Groundcover under chestnut trees

Asked July 31, 2019, 9:58 PM EDT

Hello! I have two large chestnut trees in my yard. There are azaleas and some dogwoods in the same area, and the soil is generally acidic and sandy. I have some patchy grass and moss currently growing in the area, but I'm looking for a ground cover that will be more hearty against invasive plants, particularly japanese stiltgrass which I've had a major problem with this year. I have found that the chestnut husks can get tangled in the grass in the fall (I can't mow after the husks start falling until it's over, so the grass can get fairly long by the end of the fall), but the moss has been a major weak spot against stiltgrass this summer. Is there any good native groundcover that would choke out invasive plants and be okay with taking a beating (getting walked over, fall raking, squirrels digging their holes, etc)? Or do you think mow-able grass is the best way to go on this one? I need to be able to collect the chestnuts (I love them!) and rake to avoid complaints from my neighbors. I love the moss, but I just can't keep up with the constant weeding any more. Thank you!!

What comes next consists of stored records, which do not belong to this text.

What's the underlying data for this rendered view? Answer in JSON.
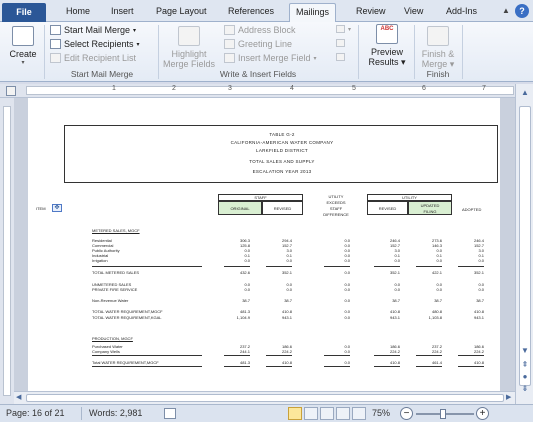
{
  "tabs": {
    "file": "File",
    "items": [
      "Home",
      "Insert",
      "Page Layout",
      "References",
      "Mailings",
      "Review",
      "View",
      "Add-Ins"
    ],
    "active": "Mailings"
  },
  "ribbon": {
    "create": "Create",
    "start_mail_merge": "Start Mail Merge",
    "select_recipients": "Select Recipients",
    "edit_recipient_list": "Edit Recipient List",
    "group_start": "Start Mail Merge",
    "highlight_merge_fields_1": "Highlight",
    "highlight_merge_fields_2": "Merge Fields",
    "address_block": "Address Block",
    "greeting_line": "Greeting Line",
    "insert_merge_field": "Insert Merge Field",
    "group_write": "Write & Insert Fields",
    "preview_1": "Preview",
    "preview_2": "Results",
    "preview_group": "",
    "finish_1": "Finish &",
    "finish_2": "Merge",
    "group_finish": "Finish",
    "abc_label": "ABC"
  },
  "ruler": {
    "numbers": [
      "1",
      "2",
      "3",
      "4",
      "5",
      "6",
      "7"
    ]
  },
  "document": {
    "header": [
      "TABLE G-2",
      "CALIFORNIA-AMERICAN WATER COMPANY",
      "LARKFIELD DISTRICT",
      "TOTAL SALES AND SUPPLY",
      "ESCALATION YEAR 2013"
    ],
    "item_label": "ITEM",
    "col_staff": "STAFF",
    "col_original": "ORIGINAL",
    "col_revised": "REVISED",
    "col_utility_a": "UTILITY",
    "col_utility_b": "EXCEEDS",
    "col_utility_c": "STAFF",
    "col_utility_d": "DIFFERENCE",
    "col_utility": "UTILITY",
    "col_u_revised": "REVISED",
    "col_updated_1": "UPDATED",
    "col_updated_2": "FILING",
    "col_adopted": "ADOPTED",
    "section_metered": "METERED SALES, MGCF",
    "rows": [
      {
        "label": "Residential",
        "v": [
          "306.3",
          "294.4",
          "0.0",
          "246.4",
          "273.6",
          "246.4"
        ]
      },
      {
        "label": "Commercial",
        "v": [
          "125.8",
          "152.7",
          "0.0",
          "152.7",
          "146.3",
          "152.7"
        ]
      },
      {
        "label": "Public Authority",
        "v": [
          "0.0",
          "3.0",
          "0.0",
          "3.0",
          "0.0",
          "3.0"
        ]
      },
      {
        "label": "Industrial",
        "v": [
          "0.1",
          "0.1",
          "0.0",
          "0.1",
          "0.1",
          "0.1"
        ]
      },
      {
        "label": "Irrigation",
        "v": [
          "0.0",
          "0.0",
          "0.0",
          "0.0",
          "0.0",
          "0.0"
        ]
      }
    ],
    "total_metered": {
      "label": "TOTAL METERED SALES",
      "v": [
        "432.6",
        "352.1",
        "0.0",
        "352.1",
        "422.1",
        "352.1"
      ]
    },
    "unmetered_1": {
      "label": "UNMETERED SALES",
      "v": [
        "0.0",
        "0.0",
        "0.0",
        "0.0",
        "0.0",
        "0.0"
      ]
    },
    "unmetered_2": {
      "label": "PRIVATE FIRE SERVICE",
      "v": [
        "0.0",
        "0.0",
        "0.0",
        "0.0",
        "0.0",
        "0.0"
      ]
    },
    "nonrevenue": {
      "label": "Non-Revenue Water",
      "v": [
        "38.7",
        "38.7",
        "0.0",
        "38.7",
        "38.7",
        "38.7"
      ]
    },
    "total_req_a": {
      "label": "TOTAL WATER REQUIREMENT,MGCF",
      "v": [
        "481.3",
        "410.8",
        "0.0",
        "410.8",
        "480.8",
        "410.8"
      ]
    },
    "total_req_b": {
      "label": "TOTAL WATER REQUIREMENT,KGAL",
      "v": [
        "1,104.9",
        "943.1",
        "0.0",
        "943.1",
        "1,103.8",
        "943.1"
      ]
    },
    "section_production": "PRODUCTION, MGCF",
    "purchased": {
      "label": "Purchased Water",
      "v": [
        "237.2",
        "186.6",
        "0.0",
        "186.6",
        "237.2",
        "186.6"
      ]
    },
    "company": {
      "label": "Company Wells",
      "v": [
        "244.1",
        "224.2",
        "0.0",
        "224.2",
        "224.2",
        "224.2"
      ]
    },
    "total_prod": {
      "label": "Total WATER REQUIREMENT,MGCF",
      "v": [
        "481.3",
        "410.8",
        "0.0",
        "410.8",
        "461.4",
        "410.8"
      ]
    }
  },
  "status": {
    "page": "Page: 16 of 21",
    "words": "Words: 2,981",
    "zoom": "75%",
    "zoom_minus": "−",
    "zoom_plus": "+"
  }
}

Prince George's County Maryland lawns and turf groundcover alternatives

1 Response

There is not a native groundcover that will outcompete stiltgrass, can be walked on, and take a beating. Grass is difficult to grow under mature shade trees as there is a lot of root competition for moisture and nutrients. Keeping the moss may be ideal and some gardeners like to cultivate it. You will have to handpull the stiltgrass.

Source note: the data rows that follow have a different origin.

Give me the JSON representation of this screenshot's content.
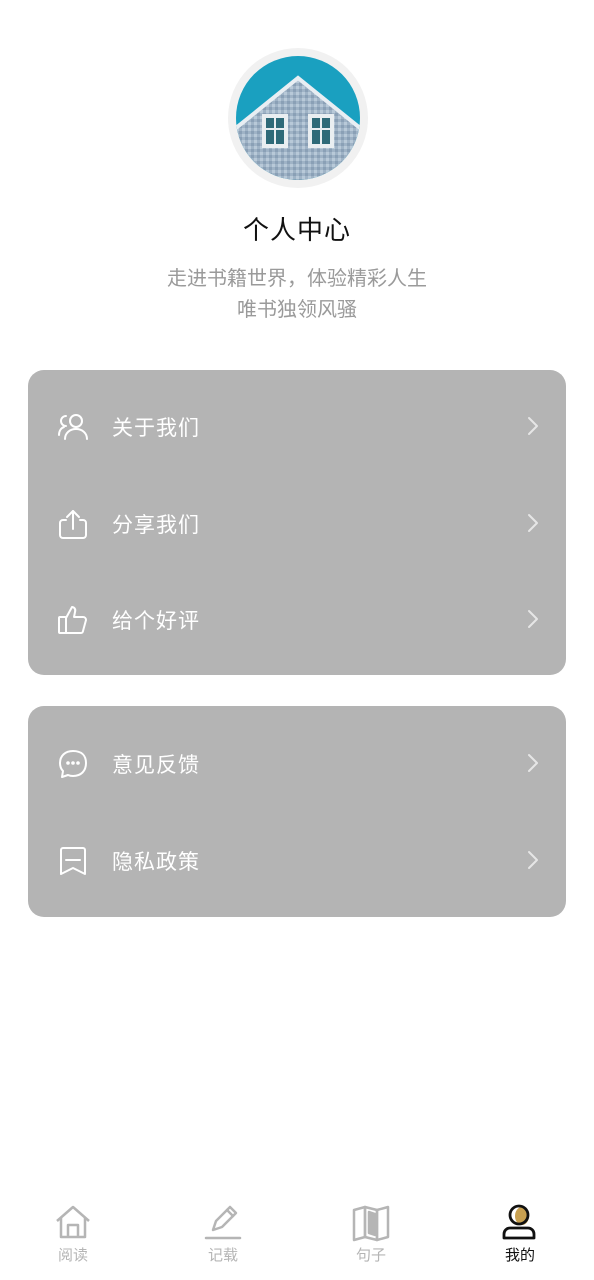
{
  "profile": {
    "title": "个人中心",
    "subtitle_line1": "走进书籍世界，体验精彩人生",
    "subtitle_line2": "唯书独领风骚"
  },
  "menu_group_1": [
    {
      "label": "关于我们",
      "icon": "users-icon"
    },
    {
      "label": "分享我们",
      "icon": "share-icon"
    },
    {
      "label": "给个好评",
      "icon": "thumbs-up-icon"
    }
  ],
  "menu_group_2": [
    {
      "label": "意见反馈",
      "icon": "chat-bubble-icon"
    },
    {
      "label": "隐私政策",
      "icon": "document-icon"
    }
  ],
  "tabbar": {
    "items": [
      {
        "label": "阅读",
        "icon": "home-icon",
        "active": false
      },
      {
        "label": "记载",
        "icon": "pen-icon",
        "active": false
      },
      {
        "label": "句子",
        "icon": "book-icon",
        "active": false
      },
      {
        "label": "我的",
        "icon": "user-icon",
        "active": true
      }
    ]
  },
  "colors": {
    "card_bg": "#b4b4b4",
    "subtitle": "#9a9a9a",
    "tab_inactive": "#b5b5b5",
    "tab_active": "#111111",
    "accent_gold": "#c8a050"
  }
}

You need to come up with a landscape plan and here are some options to consider. You may want to plant some groundcovers, mulch the area under the trees, and put in some stepping stones. Dwarf mondo grass is slow growing but eventually spreads and can take some light foot traffic and light raking. Dwarf mondo grass can be purchased in flats. You can keep the moss and if it is growing in the area it should spread. Here is a page on moss

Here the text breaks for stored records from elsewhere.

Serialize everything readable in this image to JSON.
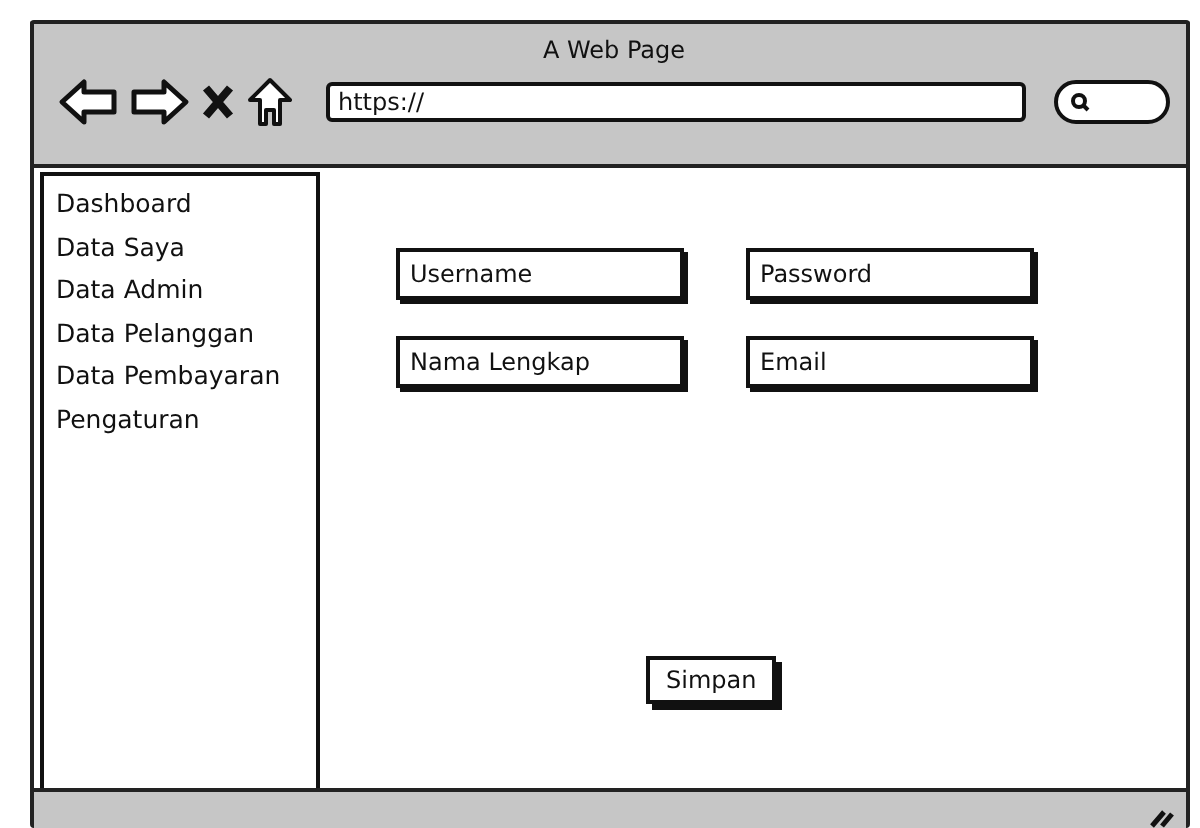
{
  "window": {
    "title": "A Web Page"
  },
  "browser": {
    "url": "https://"
  },
  "sidebar": {
    "items": [
      {
        "label": "Dashboard"
      },
      {
        "label": "Data Saya"
      },
      {
        "label": "Data Admin"
      },
      {
        "label": "Data Pelanggan"
      },
      {
        "label": "Data Pembayaran"
      },
      {
        "label": "Pengaturan"
      }
    ]
  },
  "form": {
    "fields": [
      {
        "placeholder": "Username"
      },
      {
        "placeholder": "Password"
      },
      {
        "placeholder": "Nama Lengkap"
      },
      {
        "placeholder": "Email"
      }
    ],
    "button": "Simpan"
  }
}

Also lightly mulch the area about 2-3 inches in thickness out to the dripline of the trees areas and beyond (keep away from tree trunks) to keep weeds down, and place stepping stones for ease of walking. See lawn alternatives